- HOW TO COMPLETE THIS TASK -
Extract all lines that hold "title" from the records below.
___ DATA EXCERPTS ___
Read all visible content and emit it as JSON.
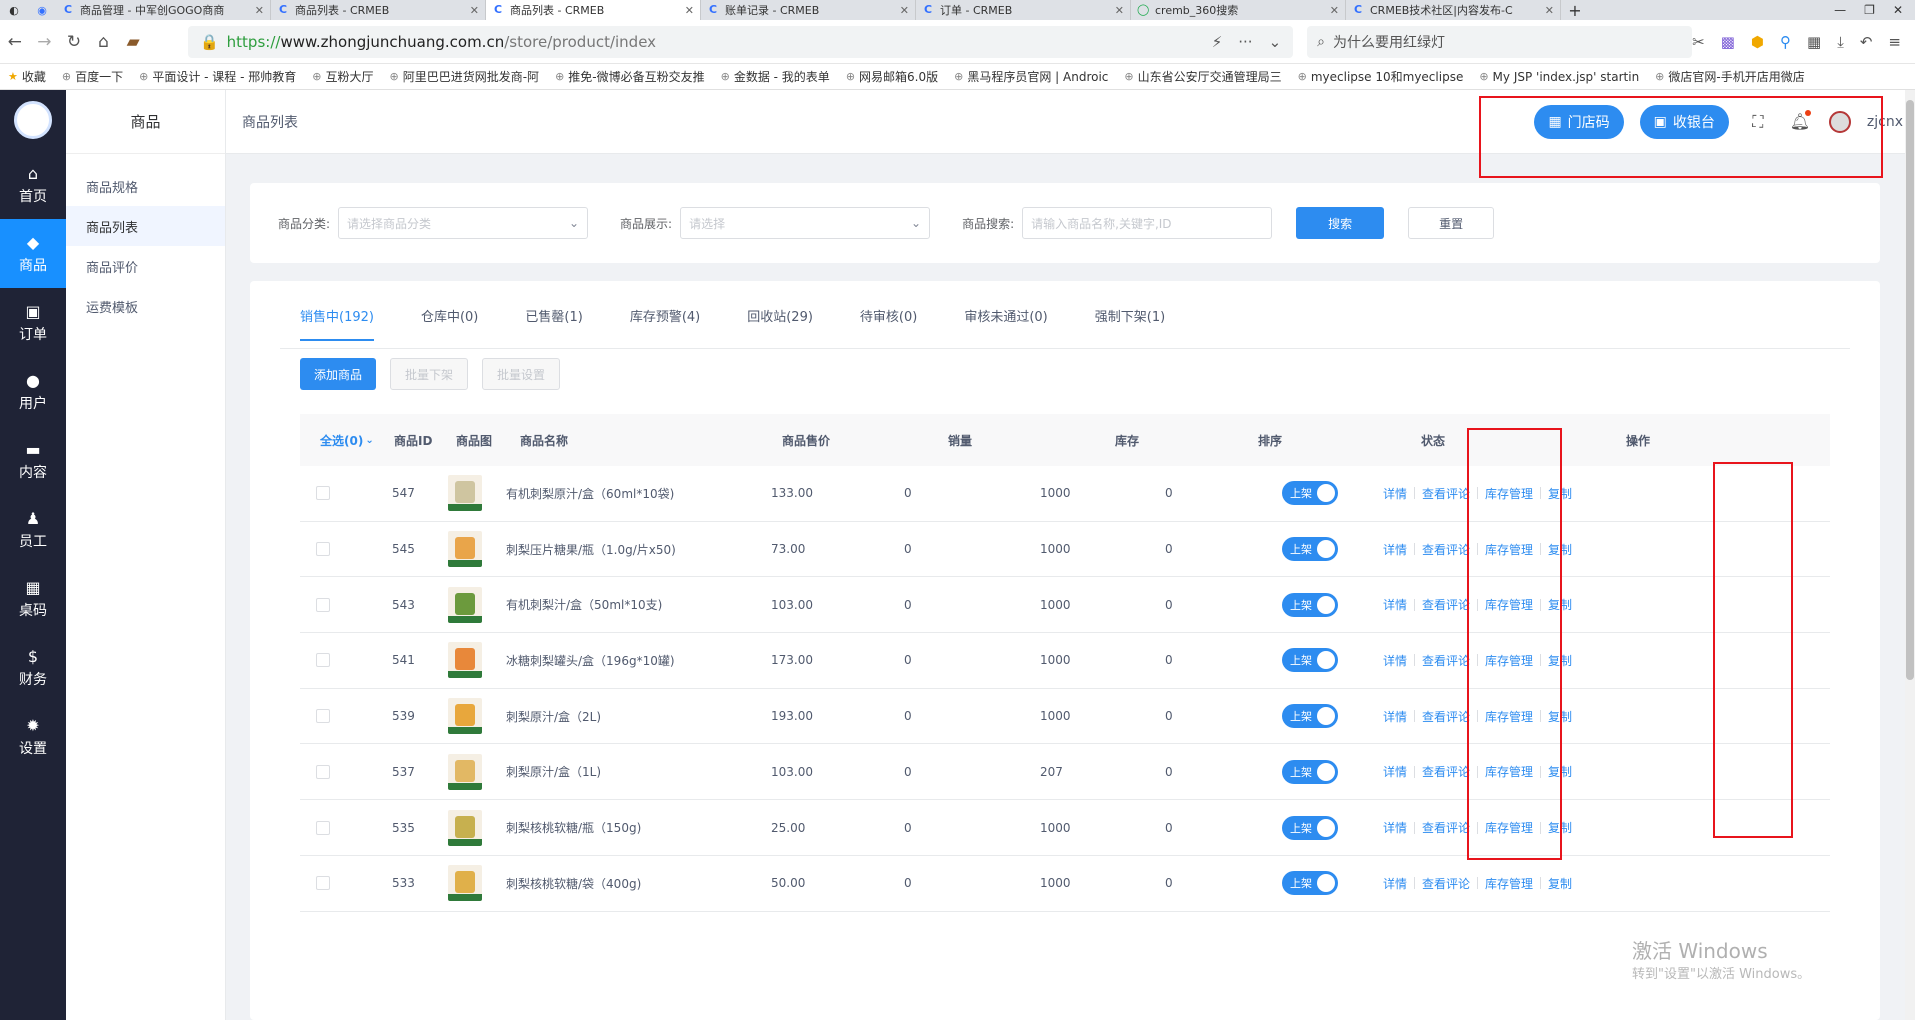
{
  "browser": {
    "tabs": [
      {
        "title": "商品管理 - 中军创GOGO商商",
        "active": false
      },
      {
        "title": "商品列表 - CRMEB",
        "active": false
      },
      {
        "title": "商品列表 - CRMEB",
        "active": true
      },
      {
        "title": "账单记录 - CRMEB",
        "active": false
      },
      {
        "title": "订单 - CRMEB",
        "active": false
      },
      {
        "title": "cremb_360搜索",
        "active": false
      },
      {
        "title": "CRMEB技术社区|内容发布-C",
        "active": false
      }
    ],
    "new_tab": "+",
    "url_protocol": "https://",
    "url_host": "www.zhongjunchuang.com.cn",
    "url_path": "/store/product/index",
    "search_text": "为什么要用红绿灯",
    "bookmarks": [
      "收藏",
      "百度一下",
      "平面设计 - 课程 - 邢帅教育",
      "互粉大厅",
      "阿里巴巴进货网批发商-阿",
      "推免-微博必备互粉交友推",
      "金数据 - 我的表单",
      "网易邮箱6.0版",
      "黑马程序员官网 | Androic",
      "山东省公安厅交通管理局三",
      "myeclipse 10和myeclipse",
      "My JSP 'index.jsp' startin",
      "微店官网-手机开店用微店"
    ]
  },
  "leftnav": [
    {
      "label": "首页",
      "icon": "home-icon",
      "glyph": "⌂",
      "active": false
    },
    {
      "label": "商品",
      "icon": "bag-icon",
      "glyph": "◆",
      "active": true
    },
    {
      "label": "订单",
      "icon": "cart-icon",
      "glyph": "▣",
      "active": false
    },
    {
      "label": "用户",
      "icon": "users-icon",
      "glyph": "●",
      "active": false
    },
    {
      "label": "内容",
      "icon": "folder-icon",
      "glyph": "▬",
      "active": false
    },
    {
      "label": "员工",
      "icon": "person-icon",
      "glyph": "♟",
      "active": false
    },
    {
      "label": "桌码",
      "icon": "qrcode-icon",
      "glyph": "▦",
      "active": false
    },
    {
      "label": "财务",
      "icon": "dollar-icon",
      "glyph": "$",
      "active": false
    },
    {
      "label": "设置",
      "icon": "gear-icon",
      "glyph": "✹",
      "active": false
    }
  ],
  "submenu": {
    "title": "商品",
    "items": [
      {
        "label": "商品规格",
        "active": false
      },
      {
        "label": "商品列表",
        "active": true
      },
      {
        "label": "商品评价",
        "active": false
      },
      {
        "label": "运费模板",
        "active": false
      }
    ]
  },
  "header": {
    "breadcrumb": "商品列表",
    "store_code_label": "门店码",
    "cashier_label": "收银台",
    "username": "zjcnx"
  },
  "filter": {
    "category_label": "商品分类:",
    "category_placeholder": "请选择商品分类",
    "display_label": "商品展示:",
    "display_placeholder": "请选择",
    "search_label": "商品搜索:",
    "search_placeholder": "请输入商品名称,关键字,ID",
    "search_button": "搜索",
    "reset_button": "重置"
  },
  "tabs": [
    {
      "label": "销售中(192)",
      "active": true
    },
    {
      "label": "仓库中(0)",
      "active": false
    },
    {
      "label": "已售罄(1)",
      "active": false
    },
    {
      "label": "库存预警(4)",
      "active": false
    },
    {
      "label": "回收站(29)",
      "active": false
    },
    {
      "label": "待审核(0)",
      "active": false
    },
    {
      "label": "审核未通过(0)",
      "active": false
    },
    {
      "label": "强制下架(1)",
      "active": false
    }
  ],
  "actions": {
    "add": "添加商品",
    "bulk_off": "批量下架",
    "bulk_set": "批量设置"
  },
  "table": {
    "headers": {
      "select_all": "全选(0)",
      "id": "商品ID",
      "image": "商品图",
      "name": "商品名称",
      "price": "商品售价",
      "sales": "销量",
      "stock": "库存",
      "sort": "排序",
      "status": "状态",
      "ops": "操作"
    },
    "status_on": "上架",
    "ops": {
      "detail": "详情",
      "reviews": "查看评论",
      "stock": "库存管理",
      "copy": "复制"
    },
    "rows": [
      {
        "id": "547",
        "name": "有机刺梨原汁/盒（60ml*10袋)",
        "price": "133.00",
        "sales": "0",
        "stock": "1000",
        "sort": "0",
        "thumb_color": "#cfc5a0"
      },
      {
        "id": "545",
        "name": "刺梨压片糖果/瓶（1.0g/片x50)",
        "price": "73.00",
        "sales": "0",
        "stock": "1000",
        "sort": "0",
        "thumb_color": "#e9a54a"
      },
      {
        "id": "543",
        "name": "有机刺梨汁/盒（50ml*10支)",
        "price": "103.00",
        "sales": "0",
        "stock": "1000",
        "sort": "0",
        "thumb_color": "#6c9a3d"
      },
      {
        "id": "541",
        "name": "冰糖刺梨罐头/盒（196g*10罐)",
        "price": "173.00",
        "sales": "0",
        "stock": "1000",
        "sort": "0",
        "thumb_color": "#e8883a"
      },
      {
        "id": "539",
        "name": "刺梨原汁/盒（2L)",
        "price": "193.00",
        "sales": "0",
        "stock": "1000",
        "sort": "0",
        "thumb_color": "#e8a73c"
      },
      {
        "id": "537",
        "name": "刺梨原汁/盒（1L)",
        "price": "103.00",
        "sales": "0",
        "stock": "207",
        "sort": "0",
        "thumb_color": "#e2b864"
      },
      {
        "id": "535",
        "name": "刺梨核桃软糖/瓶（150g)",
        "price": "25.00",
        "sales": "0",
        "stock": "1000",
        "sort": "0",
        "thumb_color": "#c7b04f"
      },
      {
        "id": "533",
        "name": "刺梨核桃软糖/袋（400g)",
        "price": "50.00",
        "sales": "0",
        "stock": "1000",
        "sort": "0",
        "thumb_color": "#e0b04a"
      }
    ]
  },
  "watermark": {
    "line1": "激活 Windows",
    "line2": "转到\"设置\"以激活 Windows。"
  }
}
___
- ANSWER SPACE -
        "title": "商品管理 - 中军创GOGO商商",
        "title": "商品列表 - CRMEB",
        "title": "商品列表 - CRMEB",
        "title": "账单记录 - CRMEB",
        "title": "订单 - CRMEB",
        "title": "cremb_360搜索",
        "title": "CRMEB技术社区|内容发布-C",
    "title": "商品",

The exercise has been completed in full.